In 1990, Thornton resigned as president of the University of Arkansas system, making a successful run as representative of Arkansas’s 2nd Congressional District. Serving in Congress from 1991 to 1997, he was a member of the House Committee on Government Operations; the House Science, Space, and Technology Committee; and the House Appropriations Committee. He made great efforts to promote his initiative, “Marshall Plan for America,” which sought to rebuild the nation’s infrastructure, make education a national priority, establish new health care strategies, create better jobs, emphasize the importance of agriculture, and support initiatives to protect the environment. Although his initiative was not adopted, he was more successful in challenging term limits legislation; such legislation was rebuked by the U.S. Supreme Court in 1995 in U.S. Term Limits, Inc., v. Thornton.

In 1997, Thornton retired from Congress to become a member of the Arkansas State Supreme Court, a post he retired from in 2005. Afterwards, he joined the law school of the University of Arkansas at Little Rock as its first Public Service Fellow. His final post, as a public servant, was chairman of the Arkansas Lottery Commission; he became the first person to occupy that position in 2009.

Throughout his life, Thornton has been a devout member of the Church of Christ, leading him to develop ties to Harding University (Searcy, White County, AR) and to participate in the church’s statewide activities. In honor of his grandfather Albert J. Stephens, he wrote A.J. Stephens: As Remembered by His Family (1983); the work consists of reminiscences of his family including Thornton’s own account as well as interviews with Stephens' family members, including his mother and his uncles, Witt and Jack. He also worked on a biography of his Uncle Witt which was never finished. While in college, he was member of Sigma Chi fraternity, with which he maintained ties later in life. He also received a license as a commercial pilot, and in the early 1980s, he was president of the Arkansas Pilots Association.

Thornton has received several honors and awards. These include honorary doctorates from Harding University in 1981 and the College of the Ozarks (now University of the Ozarks, Clarksville, Johnson County, AR) in 1984. The Arkansas Council of the National Conference of Christians and Jews presented him with its National Humanitarian Award in 1986, while the Easter Seal Society honored him as the Arkansan of the Year in 1987. He currently resides in Little Rock, Arkansas.


215.08 Linear Feet (200 boxes and 12 oversize items)

Arrangement of the Papers

Material is arranged and described in fourteen series:

  1. Personal Materials, 1928-2011
  2. ARKLA and Stephens Inc. Materials, 1878, 1945-2008
  3. State Attorney General Materials, 1970-1972
  4. Congressional Materials, 1972-1979
  5. Watergate Materials, 1972-1974
  6. Science and Technology Materials, 1979-1986
  7. Arkansas State University Materials, 1980-1984
  8. University of Arkansas Materials, 1984-1989
  9. Congressional Materials, 1989-1996
  10. Arkansas Supreme Court Materials, 1995-2011
  11. Newspapers and Scrapbooks, 1934-1990
  12. Photographs, 1930-2005
  13. Audio-visual Materials, 1950-1995
  14. Ephemera and Artifacts, 1960-2009

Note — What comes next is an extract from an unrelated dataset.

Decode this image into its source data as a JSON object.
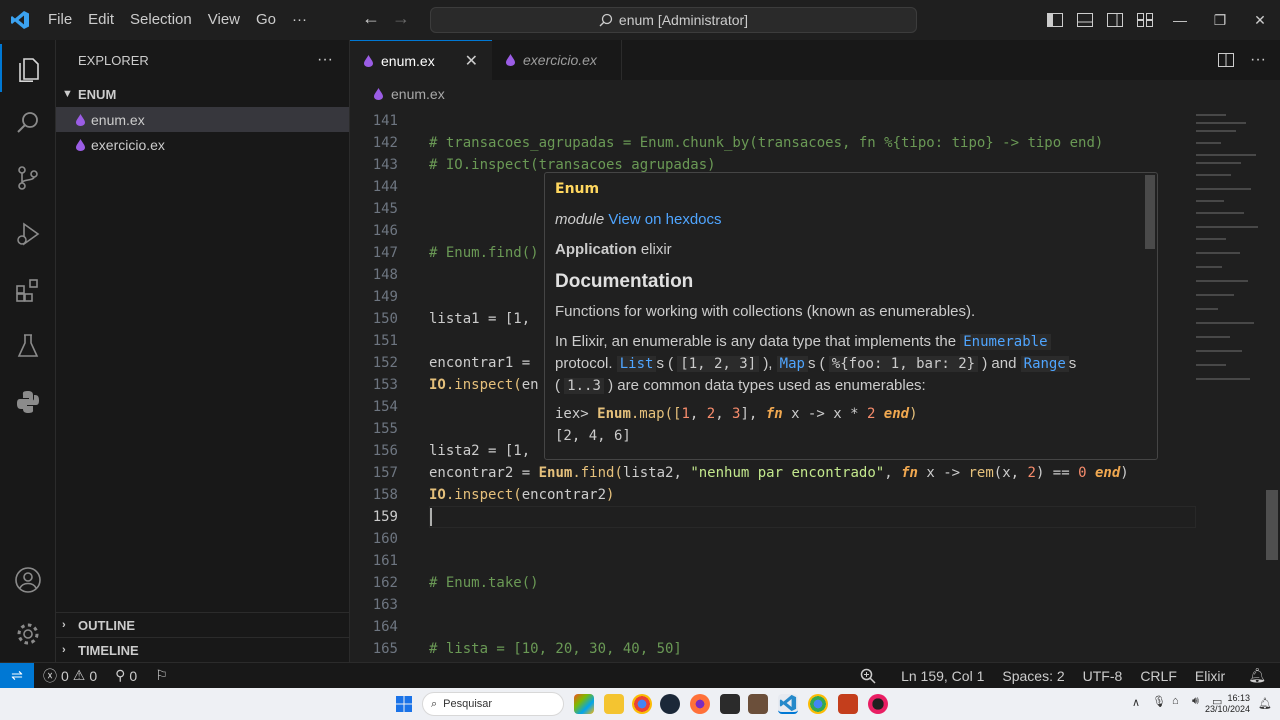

Acquisition Information

The Ray Thornton papers were donated to Special Collections, University of Arkansas Libraries on December 30, 2012 by Ray Thornton of Little Rock, Arkansas.

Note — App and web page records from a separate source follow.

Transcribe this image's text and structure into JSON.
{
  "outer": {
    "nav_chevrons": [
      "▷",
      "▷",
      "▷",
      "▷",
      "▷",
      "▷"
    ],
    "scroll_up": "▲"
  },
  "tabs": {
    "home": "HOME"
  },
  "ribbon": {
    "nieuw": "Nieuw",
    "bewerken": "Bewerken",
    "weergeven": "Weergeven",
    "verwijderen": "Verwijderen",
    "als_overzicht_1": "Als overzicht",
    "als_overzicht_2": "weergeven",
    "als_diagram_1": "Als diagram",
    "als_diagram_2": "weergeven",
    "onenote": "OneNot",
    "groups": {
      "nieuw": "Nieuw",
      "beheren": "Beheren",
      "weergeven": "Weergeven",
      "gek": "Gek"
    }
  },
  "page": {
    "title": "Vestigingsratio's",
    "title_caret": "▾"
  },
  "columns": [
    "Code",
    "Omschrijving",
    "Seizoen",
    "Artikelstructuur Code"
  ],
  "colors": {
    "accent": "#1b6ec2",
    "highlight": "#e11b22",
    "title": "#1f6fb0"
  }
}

An additional item (Series I, Box 6, Folder 49) was donated by the executor of Thornton's estate, Julia Baldridge, on behalf of the estate on January 1, 2018.

Processing Information

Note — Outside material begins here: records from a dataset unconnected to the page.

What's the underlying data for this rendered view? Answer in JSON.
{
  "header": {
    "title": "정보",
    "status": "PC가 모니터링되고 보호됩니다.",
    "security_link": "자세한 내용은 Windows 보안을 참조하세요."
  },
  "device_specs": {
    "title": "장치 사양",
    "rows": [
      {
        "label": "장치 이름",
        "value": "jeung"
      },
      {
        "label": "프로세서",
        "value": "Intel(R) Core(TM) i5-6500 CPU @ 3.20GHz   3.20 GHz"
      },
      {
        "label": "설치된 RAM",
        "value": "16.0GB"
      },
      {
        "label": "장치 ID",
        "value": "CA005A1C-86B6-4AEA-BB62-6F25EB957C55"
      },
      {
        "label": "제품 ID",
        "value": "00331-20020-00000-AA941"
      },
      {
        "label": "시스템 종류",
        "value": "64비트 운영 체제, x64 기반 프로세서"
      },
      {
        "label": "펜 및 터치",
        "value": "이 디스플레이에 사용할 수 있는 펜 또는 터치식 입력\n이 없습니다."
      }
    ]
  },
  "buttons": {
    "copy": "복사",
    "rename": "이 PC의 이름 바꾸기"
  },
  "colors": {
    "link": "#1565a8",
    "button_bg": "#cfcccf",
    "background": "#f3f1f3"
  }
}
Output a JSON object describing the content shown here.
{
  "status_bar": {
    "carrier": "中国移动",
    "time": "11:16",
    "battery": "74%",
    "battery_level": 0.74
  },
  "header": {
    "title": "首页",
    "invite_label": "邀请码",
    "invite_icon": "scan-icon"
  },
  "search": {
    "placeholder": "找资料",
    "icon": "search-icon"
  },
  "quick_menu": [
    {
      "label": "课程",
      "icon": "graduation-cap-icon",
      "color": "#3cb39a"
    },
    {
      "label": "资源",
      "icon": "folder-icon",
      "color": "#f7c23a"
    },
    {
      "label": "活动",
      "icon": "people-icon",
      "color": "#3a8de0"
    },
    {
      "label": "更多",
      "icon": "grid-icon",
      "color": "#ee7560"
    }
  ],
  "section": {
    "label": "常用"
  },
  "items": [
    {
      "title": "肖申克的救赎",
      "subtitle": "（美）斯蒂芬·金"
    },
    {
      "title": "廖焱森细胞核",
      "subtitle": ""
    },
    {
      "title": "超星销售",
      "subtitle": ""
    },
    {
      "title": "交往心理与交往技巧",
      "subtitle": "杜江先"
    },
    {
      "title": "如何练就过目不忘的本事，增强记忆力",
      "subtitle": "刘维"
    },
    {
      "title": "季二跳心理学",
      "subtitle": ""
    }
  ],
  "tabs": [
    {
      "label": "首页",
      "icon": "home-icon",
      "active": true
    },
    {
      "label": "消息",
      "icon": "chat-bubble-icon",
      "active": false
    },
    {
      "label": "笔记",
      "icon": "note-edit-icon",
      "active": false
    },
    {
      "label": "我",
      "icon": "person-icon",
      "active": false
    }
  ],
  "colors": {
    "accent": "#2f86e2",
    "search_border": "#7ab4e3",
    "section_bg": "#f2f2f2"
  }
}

Processed by Vera Ekechukwu and Todd E. Lewis; completed February 2015.

An additional item (Series I, Box 6, Folder 49) was incorporated into the collection by Katrina Windon in January 2018.

Ray Thornton Papers
Vera Ekechukwu and Todd E. Lewis
Language of description
Script of description
Language of description note
Finding aid is written in English.

Repository Details

Part of the Special Collections Department Repository

University of Arkansas Libraries
365 N. McIlroy Avenue
Fayetteville AR 72701 United States
(479) 575-8444